My Blog: http://thepaintingpauper.blogspot.com
CMoN Gallery: http://www.coolminiornot.com/artist/paintingpauper
If Wolves were meant to fly, wouldnâ€™t the Emperor have given them wings?
After looking at the link, here's a little more information:
Inks are not watered down paints. Inks are semi-transparent, very intense tones that can be used to add color and shading to a miniature. In general paints are pigments finely ground and suspended in a clear medium. Pigments in inks, on the other hand, are actually disolved in the medium. Inks are more intense and have a much higher pigment ratio than paint. If you wish to go beyond the range of paints, you might try working with them. Unless used for outlining, inks should always be thinned slightly for glazing and a lot for washing. About a 50-50 ink and thinner mix is best for glazing. If you go to the art supply store to buy your inks, you can get a variety of inks beyond what GW offers. Make sure to get permanent inks.
If you want to know the difference between washing, glazing, and outlining, stop here: Starting to Paint

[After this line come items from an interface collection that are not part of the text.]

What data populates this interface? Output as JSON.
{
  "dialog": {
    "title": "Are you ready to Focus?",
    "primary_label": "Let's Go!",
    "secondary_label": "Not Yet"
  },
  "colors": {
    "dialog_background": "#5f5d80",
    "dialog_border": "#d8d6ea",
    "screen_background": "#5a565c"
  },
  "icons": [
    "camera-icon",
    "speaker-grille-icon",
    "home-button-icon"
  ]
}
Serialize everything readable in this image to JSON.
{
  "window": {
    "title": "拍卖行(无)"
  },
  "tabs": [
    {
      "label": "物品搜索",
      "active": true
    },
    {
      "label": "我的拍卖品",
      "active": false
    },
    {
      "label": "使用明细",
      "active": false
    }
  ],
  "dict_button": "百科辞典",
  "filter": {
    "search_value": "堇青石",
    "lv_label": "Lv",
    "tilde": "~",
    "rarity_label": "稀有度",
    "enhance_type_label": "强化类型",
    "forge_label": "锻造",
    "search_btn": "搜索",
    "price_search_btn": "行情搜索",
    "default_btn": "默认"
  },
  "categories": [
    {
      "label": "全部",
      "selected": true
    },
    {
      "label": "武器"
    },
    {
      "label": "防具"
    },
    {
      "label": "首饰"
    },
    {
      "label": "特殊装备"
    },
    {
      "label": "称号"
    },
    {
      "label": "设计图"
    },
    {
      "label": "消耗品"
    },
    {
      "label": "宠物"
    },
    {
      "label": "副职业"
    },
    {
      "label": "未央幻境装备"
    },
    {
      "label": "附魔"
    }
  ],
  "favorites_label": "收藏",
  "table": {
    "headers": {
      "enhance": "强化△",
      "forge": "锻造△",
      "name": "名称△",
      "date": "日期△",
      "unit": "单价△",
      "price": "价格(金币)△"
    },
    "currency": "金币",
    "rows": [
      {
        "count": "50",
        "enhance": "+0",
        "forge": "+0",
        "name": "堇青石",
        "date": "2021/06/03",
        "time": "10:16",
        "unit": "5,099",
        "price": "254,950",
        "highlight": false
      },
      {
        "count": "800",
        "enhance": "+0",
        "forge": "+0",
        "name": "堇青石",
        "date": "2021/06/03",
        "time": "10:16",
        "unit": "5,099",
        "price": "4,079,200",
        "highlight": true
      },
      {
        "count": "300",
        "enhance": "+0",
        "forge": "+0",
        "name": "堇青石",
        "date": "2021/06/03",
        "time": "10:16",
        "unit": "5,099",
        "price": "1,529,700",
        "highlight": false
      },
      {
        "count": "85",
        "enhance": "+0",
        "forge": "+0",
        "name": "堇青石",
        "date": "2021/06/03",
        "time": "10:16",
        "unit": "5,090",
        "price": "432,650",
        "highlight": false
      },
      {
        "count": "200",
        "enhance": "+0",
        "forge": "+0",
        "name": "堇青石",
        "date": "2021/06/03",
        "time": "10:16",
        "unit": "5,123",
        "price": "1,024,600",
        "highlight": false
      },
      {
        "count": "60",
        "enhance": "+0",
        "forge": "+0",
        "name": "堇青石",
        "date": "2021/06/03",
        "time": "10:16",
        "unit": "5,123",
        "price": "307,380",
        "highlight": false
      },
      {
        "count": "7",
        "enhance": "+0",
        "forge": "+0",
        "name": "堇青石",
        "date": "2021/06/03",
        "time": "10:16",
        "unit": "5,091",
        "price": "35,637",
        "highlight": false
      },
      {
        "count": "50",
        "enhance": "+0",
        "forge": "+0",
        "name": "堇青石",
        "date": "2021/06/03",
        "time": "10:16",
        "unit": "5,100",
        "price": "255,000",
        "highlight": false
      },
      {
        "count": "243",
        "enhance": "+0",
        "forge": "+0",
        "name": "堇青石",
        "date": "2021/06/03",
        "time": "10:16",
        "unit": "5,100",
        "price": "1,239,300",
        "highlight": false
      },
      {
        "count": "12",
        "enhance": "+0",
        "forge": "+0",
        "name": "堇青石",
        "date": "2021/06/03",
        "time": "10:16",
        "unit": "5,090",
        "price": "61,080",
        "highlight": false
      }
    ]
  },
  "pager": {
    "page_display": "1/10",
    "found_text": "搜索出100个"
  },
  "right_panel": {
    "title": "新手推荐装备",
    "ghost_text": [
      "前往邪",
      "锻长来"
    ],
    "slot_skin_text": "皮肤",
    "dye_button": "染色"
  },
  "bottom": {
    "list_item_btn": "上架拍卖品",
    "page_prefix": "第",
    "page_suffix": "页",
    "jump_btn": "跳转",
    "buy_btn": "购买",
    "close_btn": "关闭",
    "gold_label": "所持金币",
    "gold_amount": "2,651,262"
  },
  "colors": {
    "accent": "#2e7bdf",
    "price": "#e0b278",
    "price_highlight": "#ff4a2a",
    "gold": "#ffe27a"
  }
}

I've noticed that ink smells a lot worse than the normal paint. Man that stuff really wafts out! Must be some chemicals or something different to make it that way. It runs freely and is great for undercoating or staining etc.